I was attracted by the color, the smell of cooking and the idea that there was a Peruvian food truck just a few blocks from the University.
The logo was also attractive, and Amkha Misky translates roughly to ‘delicious potato’. That sounded inviting to my hungry soul.
Food trucks are an answer to street vendors. They can move from place to place, and their entire kitchen can be inspected and approved by the county. Not only is the food truck subject to regular vehicle licensing, it must also be designed for the service of the particular food which it will sell, it must have an interior plan submitted to the county for inspection. There must be a separate sink just for washing hands. The truck must store the left over food in a ‘commissary business’ each night – never in a home. The workers are required to have a ‘food handlers’ permit, meaning they have passed a required class about food safety. Hand washing is especially stressed, along with keeping working areas clean and the proper storage of food. There are few food trucks in Utah County, and to find one offering Peruvian food was wonderful!
Coming to the window, I was met by the beautiful and smiling Nelly Bonilla. She explained that she drives the truck around the valley to find the best places to sell her wares – those wonderful flavors of Peru. The side of the truck is printed with her Facebook page name and a phone number.This makes it more convenient to find the truck as it tours around the county like a wandering restaurant. It is nice because it can be reserved for events, and they are capable of catering food as well.
From the Facebook page I found Alvaro, Nelly’s son.
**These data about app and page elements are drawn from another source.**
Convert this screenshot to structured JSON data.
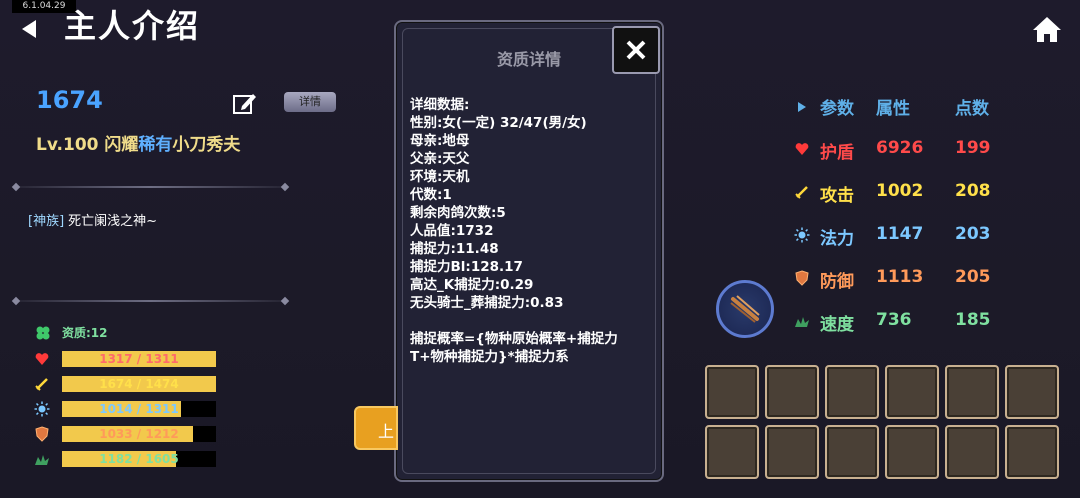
{
  "app": {
    "version": "6.1.04.29",
    "title": "主人介绍"
  },
  "player": {
    "id": "1674",
    "detail_label": "详情",
    "name_prefix": "Lv.100 闪耀",
    "name_rare": "稀有",
    "name_suffix": "小刀秀夫",
    "tribe_tag": "[神族]",
    "tribe_text": "死亡阑浅之神~"
  },
  "left_stats": {
    "quality_label": "资质:12",
    "bars": [
      {
        "label": "1317 / 1311",
        "fill": 1.0,
        "color": "#ff6a6a",
        "icon": "heart-icon"
      },
      {
        "label": "1674 / 1474",
        "fill": 1.0,
        "color": "#ffe04a",
        "icon": "sword-icon"
      },
      {
        "label": "1014 / 1311",
        "fill": 0.77,
        "color": "#7cc8ff",
        "icon": "sun-icon"
      },
      {
        "label": "1033 / 1212",
        "fill": 0.85,
        "color": "#ff9a5a",
        "icon": "shield-icon"
      },
      {
        "label": "1182 / 1605",
        "fill": 0.74,
        "color": "#7fe0a0",
        "icon": "leaf-icon"
      }
    ]
  },
  "modal": {
    "title": "资质详情",
    "lines": [
      "详细数据:",
      "性别:女(一定)  32/47(男/女)",
      "母亲:地母",
      "父亲:天父",
      "环境:天机",
      "代数:1",
      "剩余肉鸽次数:5",
      "人品值:1732",
      "捕捉力:11.48",
      "捕捉力Bl:128.17",
      "高达_K捕捉力:0.29",
      "无头骑士_葬捕捉力:0.83",
      "",
      "捕捉概率={物种原始概率+捕捉力",
      "T+物种捕捉力}*捕捉力系"
    ]
  },
  "side_button": {
    "label": "上"
  },
  "right_stats": {
    "headers": {
      "param": "参数",
      "attr": "属性",
      "points": "点数"
    },
    "rows": [
      {
        "name": "护盾",
        "attr": "6926",
        "points": "199",
        "color": "#ff4a4a",
        "icon": "heart-icon"
      },
      {
        "name": "攻击",
        "attr": "1002",
        "points": "208",
        "color": "#ffe04a",
        "icon": "sword-icon"
      },
      {
        "name": "法力",
        "attr": "1147",
        "points": "203",
        "color": "#7cc8ff",
        "icon": "sun-icon"
      },
      {
        "name": "防御",
        "attr": "1113",
        "points": "205",
        "color": "#ff9a5a",
        "icon": "shield-icon"
      },
      {
        "name": "速度",
        "attr": "736",
        "points": "185",
        "color": "#7fe0a0",
        "icon": "leaf-icon"
      }
    ]
  },
  "colors": {
    "accent_blue": "#4aa3ff",
    "header_blue": "#5fb0e8"
  }
}
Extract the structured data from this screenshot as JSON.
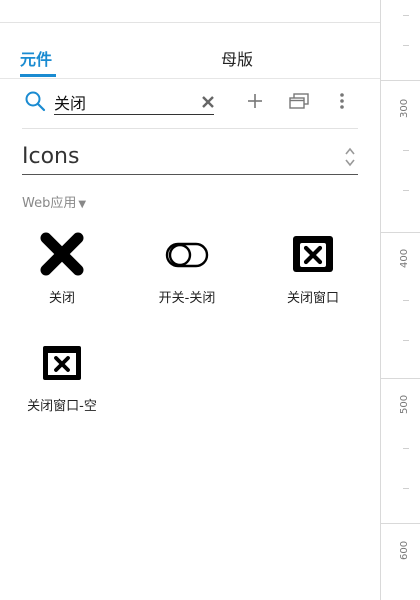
{
  "tabs": [
    {
      "label": "元件"
    },
    {
      "label": "母版"
    }
  ],
  "search": {
    "value": "关闭"
  },
  "library": {
    "name": "Icons",
    "partial_text": ""
  },
  "category": {
    "label": "Web应用"
  },
  "items": [
    {
      "label": "关闭",
      "icon": "x-icon"
    },
    {
      "label": "开关-关闭",
      "icon": "toggle-off-icon"
    },
    {
      "label": "关闭窗口",
      "icon": "close-window-icon"
    },
    {
      "label": "关闭窗口-空",
      "icon": "close-window-empty-icon"
    }
  ],
  "ruler": {
    "labels": [
      "300",
      "400",
      "500",
      "600"
    ]
  },
  "colors": {
    "accent": "#1a8bd1"
  }
}
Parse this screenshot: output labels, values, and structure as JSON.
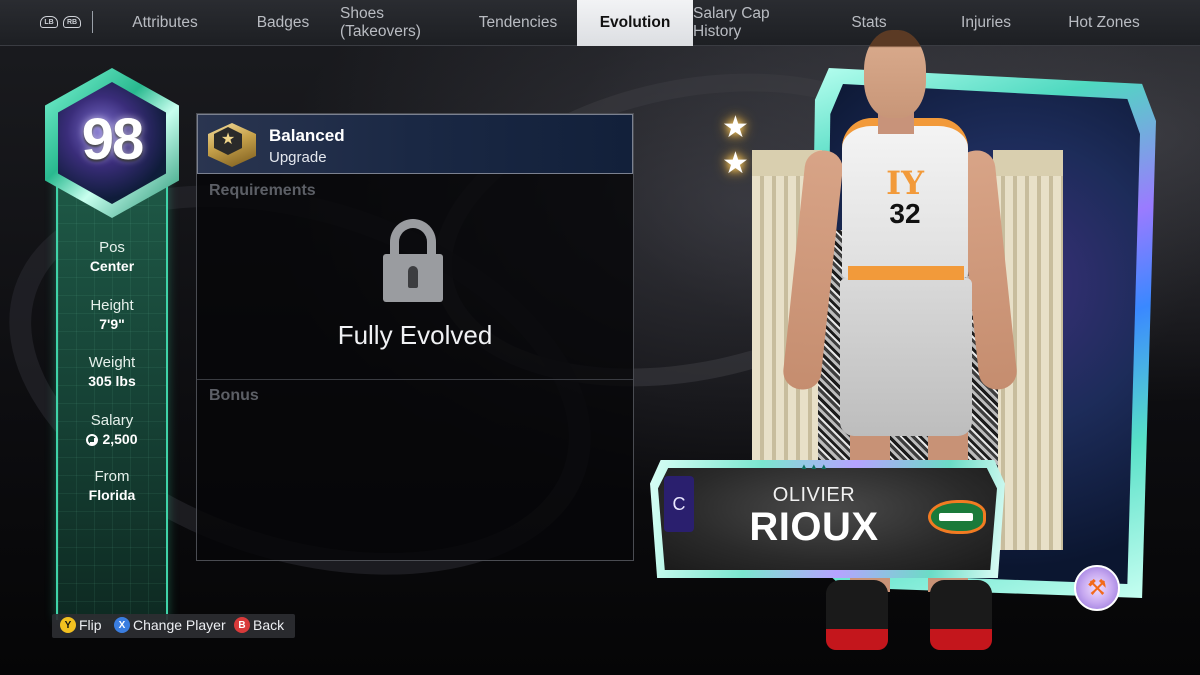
{
  "nav": {
    "bumpers": {
      "left": "LB",
      "right": "RB"
    },
    "tabs": [
      {
        "label": "Attributes",
        "active": false
      },
      {
        "label": "Badges",
        "active": false
      },
      {
        "label": "Shoes (Takeovers)",
        "active": false
      },
      {
        "label": "Tendencies",
        "active": false
      },
      {
        "label": "Evolution",
        "active": true
      },
      {
        "label": "Salary Cap History",
        "active": false
      },
      {
        "label": "Stats",
        "active": false
      },
      {
        "label": "Injuries",
        "active": false
      },
      {
        "label": "Hot Zones",
        "active": false
      }
    ]
  },
  "player": {
    "overall": "98",
    "info": [
      {
        "label": "Pos",
        "value": "Center"
      },
      {
        "label": "Height",
        "value": "7'9\""
      },
      {
        "label": "Weight",
        "value": "305 lbs"
      },
      {
        "label": "Salary",
        "value": "2,500"
      },
      {
        "label": "From",
        "value": "Florida"
      }
    ],
    "first_name": "OLIVIER",
    "last_name": "RIOUX",
    "position_abbr": "C",
    "jersey_letters": "IY",
    "jersey_number": "32",
    "stars": 2
  },
  "evolution": {
    "title": "Balanced",
    "subtitle": "Upgrade",
    "requirements_label": "Requirements",
    "status_text": "Fully Evolved",
    "bonus_label": "Bonus"
  },
  "controls": [
    {
      "button": "Y",
      "label": "Flip"
    },
    {
      "button": "X",
      "label": "Change Player"
    },
    {
      "button": "B",
      "label": "Back"
    }
  ],
  "colors": {
    "accent_teal": "#3fd3a8",
    "active_tab_bg": "#f2f3f5",
    "jersey_orange": "#f29a3a"
  }
}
I asked him a few questions about the food, including if they used rocoto peppers in the sauces. “The hot/mild sauces used for the different dishes are my dads secret recipe! We do use some Peruvian spices, however, we don’t use rocoto as we feel that it may be a tad bit too hot for our average customers.”
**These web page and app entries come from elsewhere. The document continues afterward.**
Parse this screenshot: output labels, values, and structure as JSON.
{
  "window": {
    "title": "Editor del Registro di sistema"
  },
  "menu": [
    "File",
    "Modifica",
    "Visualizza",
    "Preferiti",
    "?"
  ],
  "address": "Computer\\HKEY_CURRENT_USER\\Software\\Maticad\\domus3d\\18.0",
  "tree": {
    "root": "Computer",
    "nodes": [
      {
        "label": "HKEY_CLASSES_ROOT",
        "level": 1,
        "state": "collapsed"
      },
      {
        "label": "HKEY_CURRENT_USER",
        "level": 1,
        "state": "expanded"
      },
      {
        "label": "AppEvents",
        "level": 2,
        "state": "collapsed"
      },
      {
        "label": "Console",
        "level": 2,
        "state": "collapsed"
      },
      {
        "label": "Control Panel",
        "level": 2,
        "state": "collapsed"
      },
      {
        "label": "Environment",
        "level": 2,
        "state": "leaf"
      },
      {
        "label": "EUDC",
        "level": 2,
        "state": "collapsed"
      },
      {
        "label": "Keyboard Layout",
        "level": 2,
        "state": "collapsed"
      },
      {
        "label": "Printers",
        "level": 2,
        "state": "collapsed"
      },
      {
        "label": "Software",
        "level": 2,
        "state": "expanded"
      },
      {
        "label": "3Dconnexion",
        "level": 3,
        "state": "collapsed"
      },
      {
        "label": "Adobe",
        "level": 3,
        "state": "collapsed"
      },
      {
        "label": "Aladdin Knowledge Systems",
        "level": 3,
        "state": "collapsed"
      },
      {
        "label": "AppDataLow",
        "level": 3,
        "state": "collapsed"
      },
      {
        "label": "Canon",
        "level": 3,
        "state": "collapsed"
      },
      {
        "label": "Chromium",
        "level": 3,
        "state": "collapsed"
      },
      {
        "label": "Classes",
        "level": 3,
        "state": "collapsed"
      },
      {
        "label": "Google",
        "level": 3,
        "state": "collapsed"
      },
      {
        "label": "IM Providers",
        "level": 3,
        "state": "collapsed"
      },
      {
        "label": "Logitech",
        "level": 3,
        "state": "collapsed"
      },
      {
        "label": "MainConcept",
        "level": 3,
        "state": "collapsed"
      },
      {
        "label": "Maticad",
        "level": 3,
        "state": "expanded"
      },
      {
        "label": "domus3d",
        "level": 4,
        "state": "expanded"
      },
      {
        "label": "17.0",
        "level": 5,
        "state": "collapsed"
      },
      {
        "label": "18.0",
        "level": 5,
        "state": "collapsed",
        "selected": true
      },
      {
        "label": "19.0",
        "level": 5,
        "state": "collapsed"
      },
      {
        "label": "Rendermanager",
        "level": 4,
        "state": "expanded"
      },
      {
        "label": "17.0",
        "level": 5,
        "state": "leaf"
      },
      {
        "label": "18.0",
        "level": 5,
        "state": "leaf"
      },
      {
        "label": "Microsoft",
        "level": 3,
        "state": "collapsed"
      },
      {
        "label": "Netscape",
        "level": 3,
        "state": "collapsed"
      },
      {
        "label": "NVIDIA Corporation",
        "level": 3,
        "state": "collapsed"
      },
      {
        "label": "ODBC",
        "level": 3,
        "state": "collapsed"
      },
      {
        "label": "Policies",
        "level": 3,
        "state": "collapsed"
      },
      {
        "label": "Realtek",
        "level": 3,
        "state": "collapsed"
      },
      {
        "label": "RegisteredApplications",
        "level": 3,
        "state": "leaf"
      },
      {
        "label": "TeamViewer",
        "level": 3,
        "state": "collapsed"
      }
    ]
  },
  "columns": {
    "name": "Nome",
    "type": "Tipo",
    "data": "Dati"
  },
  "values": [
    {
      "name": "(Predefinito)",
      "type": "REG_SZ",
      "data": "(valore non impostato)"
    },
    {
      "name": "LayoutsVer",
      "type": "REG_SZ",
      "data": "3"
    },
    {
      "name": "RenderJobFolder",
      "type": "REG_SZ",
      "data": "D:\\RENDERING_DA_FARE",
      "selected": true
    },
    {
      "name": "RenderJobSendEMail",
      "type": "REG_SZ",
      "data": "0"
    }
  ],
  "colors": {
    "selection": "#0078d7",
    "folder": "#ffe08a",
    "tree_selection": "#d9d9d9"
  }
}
He continued, “Our goal is be able to provide people with some variety and different kinds of hidden-gem cuisines!”
The menu today included a stuffed potato, Empanadas, and a Peruvian tamale, which I am sorry to say, I didn’t try. I purchased a stuffed potato. It came deep batter fried and stuffed with a divine filling of chopped meat and spices. It was topped with cabbage and red onions. While the Peruvian counterpart would have probably been a yellow tuber, the russet was nicely mealy. For $5 it offered a lovely meal for a reasonable price.
The empanadas came in beef, chicken and spinach. I decided on the spinach one. It was also served with a bit of julienned cabbage and a lovely sauce.
Taking my ‘gems’ back to campus, I sought out David and Eric, to get their opinion of the food. Having traveled many times to Peru and eaten street food there, I believed they would be able to tell me more about the distinctions between the dishes.
We each tried the potato. David and Eric agreed that they would have preferred a yellow potato over a russet, but to my taste, it was wonderfully done. It was nicely browned, crunchy enough after having been sealed up in the styrofoam for 30 – 45 min. and it was wonderfully spiced. It made my tastebuds do a little happy dance.
The empananda was beautiful, but the dough was a bit hard. The Spinach center was fine, and I liked the green taste of it. I know there are different ways of handling the dough in different countries – or by different cooks for that matter. However, both David and Eric pronounced the dough ‘too stiff’ for their liking. I also found it a bit off-putting, and the empanada was not as much of a hit as the potato.
We enjoyed these ‘gems’ and hope to find the Peruvian food truck near UVU again sometime very soon, as I am anxious to try the tamale and the Queen’s avocado.